REMEMBER YOUR ROOTS: Isle of Skye investment plan is urged to recognise crofting

A busy recent cattle sale in Portree Pic Willie Urquhart


An investment plan for Skye and Raasay devised by Highland Council must take account of crofting’s contribution to the social and economic well-being of the islands.

Those were the comments of Roddy Murray, former Western Isles councillor and now the grazings clerk for Tarskavaig in Sleat, who this week voiced his concern that there was no mention of crofting at all in the ‘Skye and Raasay Future’ plan published in August with the full backing of all four local councillors.

He told the Free Press: “There are 61 projects listed in the plan but not a single mention of crofting. Crofting is the basis for so many of the settlements on Skye outwith Portree, Broadford and Kyleakin and this should have been acknowledged.

“There is quite a significant impact from crofting on the economic and social well-being of Skye and Raasay. You only have to look at the 1,300 high quality calves sold for high prices last week in Portree to see that.”

In terms of infrastructure improvements to support crofting, Mr Murray said the auction mart in Portree must be redeveloped to improve parking and animal welfare, and an abattoir facility must be provided so that livestock does not have to be driven to Dingwall.

He added: “We are being told by the Scottish Crofting Federation that there is a huge demand for new crofts.

“To meet that demand we either have to encourage landowners to make this happen or there has to be acquisition of an estate.
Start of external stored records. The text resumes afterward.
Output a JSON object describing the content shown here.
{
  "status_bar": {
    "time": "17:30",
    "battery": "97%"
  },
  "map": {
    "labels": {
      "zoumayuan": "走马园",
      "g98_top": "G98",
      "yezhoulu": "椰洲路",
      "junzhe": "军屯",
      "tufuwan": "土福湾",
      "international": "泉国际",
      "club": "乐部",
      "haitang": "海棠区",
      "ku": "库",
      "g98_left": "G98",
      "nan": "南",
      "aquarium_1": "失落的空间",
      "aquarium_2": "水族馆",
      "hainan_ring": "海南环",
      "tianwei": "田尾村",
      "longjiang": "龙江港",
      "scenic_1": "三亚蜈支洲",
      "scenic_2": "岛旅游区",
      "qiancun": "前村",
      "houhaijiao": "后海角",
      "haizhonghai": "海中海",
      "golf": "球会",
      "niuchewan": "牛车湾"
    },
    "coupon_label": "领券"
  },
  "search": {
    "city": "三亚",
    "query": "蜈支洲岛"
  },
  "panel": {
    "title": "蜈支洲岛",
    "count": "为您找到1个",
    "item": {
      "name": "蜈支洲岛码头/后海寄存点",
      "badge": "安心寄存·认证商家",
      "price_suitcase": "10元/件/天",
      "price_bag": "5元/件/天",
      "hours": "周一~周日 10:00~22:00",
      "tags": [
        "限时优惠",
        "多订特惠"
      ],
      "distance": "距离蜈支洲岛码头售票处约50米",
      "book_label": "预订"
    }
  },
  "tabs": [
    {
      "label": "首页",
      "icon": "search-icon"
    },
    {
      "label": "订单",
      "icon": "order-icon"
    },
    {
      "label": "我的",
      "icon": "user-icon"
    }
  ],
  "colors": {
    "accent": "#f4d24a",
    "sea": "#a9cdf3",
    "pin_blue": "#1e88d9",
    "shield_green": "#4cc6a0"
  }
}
“If we want to keep our young people in our communities we need to address the availability of crofts.”

The Scottish Government are guilty of an “abject failure” when it comes to creating new crofts on publicly-owned land, Mr Murray added.

Stung by the criticism, the council said they hoped to “discuss the plan further with organisations like the Crofting Commission” and would be keen to hear from any other interested parties. 

A spokeswoman said: “Skye and Raasay Future has been prepared with and by wider representatives of the community across the area.

“It reflects people’s vision and priorities for the future, following feedback gathered through workshops and online consultations held throughout the year.

“In workshop discussions, the important role that crofting plays in the identity and culture of Skye and Raasay communities has been clearly referenced.

“In particular, we draw attention to the references which can be found in the full report and ‘storymap’ at”

Skye councillor John Finlayson said all stakeholders should be involved in “shaping, evaluating and changing” the plan’s priorities and he acknowledged the importance of crofting “in all its guises” across Skye and Raasay.

He added: “Crofting is still a central part of life on Skye and while it is part of our history and culture it will also I hope continue to be a key part of our future and it is an important element of SARF.

“As those who took part in the engagement to create the initial plan agreed, it is important that representatives from the crofting community are fully engaged in the continued development and implementation of the plan and I am confident this will happen.”